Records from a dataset
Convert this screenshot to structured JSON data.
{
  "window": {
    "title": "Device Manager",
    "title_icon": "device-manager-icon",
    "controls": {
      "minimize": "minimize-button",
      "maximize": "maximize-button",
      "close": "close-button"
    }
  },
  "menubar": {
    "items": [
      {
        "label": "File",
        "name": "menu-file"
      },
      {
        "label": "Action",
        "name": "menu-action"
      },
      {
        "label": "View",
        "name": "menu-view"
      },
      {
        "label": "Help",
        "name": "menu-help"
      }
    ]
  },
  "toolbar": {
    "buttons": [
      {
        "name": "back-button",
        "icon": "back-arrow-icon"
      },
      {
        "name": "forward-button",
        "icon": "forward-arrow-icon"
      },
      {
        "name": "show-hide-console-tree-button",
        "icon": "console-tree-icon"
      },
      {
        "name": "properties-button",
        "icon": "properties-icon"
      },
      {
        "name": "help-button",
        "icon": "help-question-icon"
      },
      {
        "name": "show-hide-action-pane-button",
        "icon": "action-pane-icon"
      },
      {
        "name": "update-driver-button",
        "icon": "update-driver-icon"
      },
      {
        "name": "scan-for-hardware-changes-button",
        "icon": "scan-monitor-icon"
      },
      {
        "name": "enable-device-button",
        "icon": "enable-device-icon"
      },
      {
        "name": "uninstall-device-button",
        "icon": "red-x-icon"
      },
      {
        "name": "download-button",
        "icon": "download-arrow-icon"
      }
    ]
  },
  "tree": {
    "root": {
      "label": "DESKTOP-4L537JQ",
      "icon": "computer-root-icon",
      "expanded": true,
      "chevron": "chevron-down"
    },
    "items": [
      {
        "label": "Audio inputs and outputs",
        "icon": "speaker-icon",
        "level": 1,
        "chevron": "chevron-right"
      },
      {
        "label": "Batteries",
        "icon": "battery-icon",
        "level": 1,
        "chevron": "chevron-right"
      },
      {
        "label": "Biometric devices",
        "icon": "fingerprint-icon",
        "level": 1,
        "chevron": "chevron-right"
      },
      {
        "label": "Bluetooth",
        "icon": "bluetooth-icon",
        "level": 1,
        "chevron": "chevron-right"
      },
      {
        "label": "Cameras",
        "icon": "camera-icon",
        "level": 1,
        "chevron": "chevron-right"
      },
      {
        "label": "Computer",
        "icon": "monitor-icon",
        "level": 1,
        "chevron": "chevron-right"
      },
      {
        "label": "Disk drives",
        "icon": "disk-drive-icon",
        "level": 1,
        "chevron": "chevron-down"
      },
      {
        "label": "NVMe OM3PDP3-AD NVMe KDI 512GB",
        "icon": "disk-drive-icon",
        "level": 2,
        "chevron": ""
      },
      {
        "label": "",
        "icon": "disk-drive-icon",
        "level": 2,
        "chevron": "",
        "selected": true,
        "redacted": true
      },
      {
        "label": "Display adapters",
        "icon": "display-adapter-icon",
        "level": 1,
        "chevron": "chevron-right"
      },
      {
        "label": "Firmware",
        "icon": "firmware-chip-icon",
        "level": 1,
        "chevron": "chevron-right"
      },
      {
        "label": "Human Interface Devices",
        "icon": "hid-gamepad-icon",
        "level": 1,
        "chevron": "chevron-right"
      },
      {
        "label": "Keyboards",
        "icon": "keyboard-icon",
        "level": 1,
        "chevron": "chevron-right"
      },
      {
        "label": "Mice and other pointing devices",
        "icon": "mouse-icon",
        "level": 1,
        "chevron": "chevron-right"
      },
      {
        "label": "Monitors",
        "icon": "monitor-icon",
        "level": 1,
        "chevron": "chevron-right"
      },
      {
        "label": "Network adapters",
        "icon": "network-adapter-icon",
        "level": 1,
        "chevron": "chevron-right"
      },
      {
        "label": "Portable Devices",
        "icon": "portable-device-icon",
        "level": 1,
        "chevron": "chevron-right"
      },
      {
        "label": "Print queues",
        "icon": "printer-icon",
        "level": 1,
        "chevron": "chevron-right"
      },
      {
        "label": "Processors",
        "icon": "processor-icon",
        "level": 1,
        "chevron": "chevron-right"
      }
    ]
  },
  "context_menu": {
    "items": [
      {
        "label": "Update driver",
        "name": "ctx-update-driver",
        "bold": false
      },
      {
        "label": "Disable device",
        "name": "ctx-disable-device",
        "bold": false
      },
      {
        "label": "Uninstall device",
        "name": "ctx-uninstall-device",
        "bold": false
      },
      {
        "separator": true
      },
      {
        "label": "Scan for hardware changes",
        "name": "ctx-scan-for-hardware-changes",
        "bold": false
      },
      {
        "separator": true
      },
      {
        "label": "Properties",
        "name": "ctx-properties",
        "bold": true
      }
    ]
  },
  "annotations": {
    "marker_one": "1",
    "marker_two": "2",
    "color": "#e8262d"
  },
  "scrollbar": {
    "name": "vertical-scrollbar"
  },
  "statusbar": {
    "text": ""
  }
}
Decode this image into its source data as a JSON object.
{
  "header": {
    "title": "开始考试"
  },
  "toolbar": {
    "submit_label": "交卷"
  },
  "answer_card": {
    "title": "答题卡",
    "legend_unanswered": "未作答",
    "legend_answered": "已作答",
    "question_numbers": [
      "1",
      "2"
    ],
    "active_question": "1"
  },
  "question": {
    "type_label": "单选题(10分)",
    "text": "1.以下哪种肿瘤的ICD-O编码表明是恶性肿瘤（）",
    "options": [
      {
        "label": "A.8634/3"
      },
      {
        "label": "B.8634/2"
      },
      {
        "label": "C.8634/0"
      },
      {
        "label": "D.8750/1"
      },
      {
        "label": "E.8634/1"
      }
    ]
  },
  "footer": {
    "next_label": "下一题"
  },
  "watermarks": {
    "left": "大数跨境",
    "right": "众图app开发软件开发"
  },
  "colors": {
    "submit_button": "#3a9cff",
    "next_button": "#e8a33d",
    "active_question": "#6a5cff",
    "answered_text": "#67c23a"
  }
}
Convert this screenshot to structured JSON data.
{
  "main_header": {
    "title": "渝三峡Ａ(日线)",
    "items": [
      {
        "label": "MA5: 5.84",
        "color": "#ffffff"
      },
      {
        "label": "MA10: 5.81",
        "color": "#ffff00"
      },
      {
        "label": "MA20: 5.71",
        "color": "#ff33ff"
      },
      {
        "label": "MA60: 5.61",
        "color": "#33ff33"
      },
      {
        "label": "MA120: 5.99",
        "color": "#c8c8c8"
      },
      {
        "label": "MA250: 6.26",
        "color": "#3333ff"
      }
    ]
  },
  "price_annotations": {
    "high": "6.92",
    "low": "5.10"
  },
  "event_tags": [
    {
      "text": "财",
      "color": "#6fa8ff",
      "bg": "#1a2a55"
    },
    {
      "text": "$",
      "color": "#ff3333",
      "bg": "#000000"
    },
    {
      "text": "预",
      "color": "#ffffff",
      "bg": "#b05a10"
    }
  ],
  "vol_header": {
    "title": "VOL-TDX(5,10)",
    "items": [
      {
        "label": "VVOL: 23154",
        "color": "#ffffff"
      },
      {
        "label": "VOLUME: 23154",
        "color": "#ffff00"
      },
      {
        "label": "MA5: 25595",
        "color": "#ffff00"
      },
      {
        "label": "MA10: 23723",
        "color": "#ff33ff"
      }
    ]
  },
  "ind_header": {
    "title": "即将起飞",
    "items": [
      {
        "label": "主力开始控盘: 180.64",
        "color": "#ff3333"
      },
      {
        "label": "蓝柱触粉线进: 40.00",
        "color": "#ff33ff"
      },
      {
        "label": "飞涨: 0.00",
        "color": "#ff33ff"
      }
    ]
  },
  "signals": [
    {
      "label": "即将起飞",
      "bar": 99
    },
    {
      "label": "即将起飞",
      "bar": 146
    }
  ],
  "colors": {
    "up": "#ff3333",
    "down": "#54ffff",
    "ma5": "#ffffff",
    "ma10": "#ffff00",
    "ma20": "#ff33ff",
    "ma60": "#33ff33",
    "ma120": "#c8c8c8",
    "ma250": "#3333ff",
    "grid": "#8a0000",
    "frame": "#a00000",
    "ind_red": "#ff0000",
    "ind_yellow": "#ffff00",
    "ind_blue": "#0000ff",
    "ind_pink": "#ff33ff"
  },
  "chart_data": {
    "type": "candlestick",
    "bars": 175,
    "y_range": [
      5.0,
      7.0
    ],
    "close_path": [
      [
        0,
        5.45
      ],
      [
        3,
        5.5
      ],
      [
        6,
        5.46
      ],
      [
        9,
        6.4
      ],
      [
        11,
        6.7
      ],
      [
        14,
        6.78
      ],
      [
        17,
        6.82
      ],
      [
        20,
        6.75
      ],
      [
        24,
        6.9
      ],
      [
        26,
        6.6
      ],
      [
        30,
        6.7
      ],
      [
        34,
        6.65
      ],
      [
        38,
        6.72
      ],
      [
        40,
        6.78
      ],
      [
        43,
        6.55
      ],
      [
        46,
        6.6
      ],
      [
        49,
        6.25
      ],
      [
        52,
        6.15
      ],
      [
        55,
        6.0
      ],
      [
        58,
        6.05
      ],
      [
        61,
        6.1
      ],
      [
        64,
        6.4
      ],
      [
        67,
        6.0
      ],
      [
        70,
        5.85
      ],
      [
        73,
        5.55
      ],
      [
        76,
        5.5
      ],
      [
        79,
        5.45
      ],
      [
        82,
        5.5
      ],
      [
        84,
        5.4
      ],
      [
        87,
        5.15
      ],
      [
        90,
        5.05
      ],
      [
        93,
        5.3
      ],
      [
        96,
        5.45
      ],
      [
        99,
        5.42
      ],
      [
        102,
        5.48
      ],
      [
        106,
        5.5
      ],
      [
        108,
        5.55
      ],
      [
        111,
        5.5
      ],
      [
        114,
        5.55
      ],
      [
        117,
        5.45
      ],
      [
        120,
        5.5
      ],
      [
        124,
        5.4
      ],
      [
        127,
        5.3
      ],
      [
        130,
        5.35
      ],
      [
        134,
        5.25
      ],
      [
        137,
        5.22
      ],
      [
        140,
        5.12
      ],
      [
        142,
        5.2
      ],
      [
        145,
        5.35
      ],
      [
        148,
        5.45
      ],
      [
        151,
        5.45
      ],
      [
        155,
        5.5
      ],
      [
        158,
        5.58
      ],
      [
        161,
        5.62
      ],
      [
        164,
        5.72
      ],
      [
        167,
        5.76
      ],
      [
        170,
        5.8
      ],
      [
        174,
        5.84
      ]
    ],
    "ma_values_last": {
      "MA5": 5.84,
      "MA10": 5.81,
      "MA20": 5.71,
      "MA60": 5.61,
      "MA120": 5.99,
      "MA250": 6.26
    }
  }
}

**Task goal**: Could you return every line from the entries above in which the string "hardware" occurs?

**Task response**:
        "name": "scan-for-hardware-changes-button",
        "label": "Scan for hardware changes",
        "name": "ctx-scan-for-hardware-changes",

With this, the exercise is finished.